* What the task asks: Once you have read the listing, output it exactly and completely.

_____

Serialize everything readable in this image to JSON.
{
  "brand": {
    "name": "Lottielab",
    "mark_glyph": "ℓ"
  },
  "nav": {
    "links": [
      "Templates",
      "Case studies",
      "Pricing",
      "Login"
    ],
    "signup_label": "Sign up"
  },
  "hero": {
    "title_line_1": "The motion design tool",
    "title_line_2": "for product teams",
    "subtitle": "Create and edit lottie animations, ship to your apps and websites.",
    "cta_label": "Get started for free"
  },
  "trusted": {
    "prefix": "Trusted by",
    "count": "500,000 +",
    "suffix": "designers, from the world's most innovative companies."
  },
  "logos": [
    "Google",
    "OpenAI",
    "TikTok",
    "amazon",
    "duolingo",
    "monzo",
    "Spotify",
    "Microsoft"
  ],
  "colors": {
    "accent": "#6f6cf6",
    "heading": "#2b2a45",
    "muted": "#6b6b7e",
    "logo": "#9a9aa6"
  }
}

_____

* Output for this task:
Serialize everything readable in this image to JSON.
{
  "brand": {
    "name": "Lottielab",
    "mark_glyph": "ℓ"
  },
  "nav": {
    "links": [
      "Templates",
      "Case studies",
      "Pricing",
      "Login"
    ],
    "signup_label": "Sign up"
  },
  "hero": {
    "title_line_1": "The motion design tool",
    "title_line_2": "for product teams",
    "subtitle": "Create and edit lottie animations, ship to your apps and websites.",
    "cta_label": "Get started for free"
  },
  "trusted": {
    "prefix": "Trusted by",
    "count": "500,000 +",
    "suffix": "designers, from the world's most innovative companies."
  },
  "logos": [
    "Google",
    "OpenAI",
    "TikTok",
    "amazon",
    "duolingo",
    "monzo",
    "Spotify",
    "Microsoft"
  ],
  "colors": {
    "accent": "#6f6cf6",
    "heading": "#2b2a45",
    "muted": "#6b6b7e",
    "logo": "#9a9aa6"
  }
}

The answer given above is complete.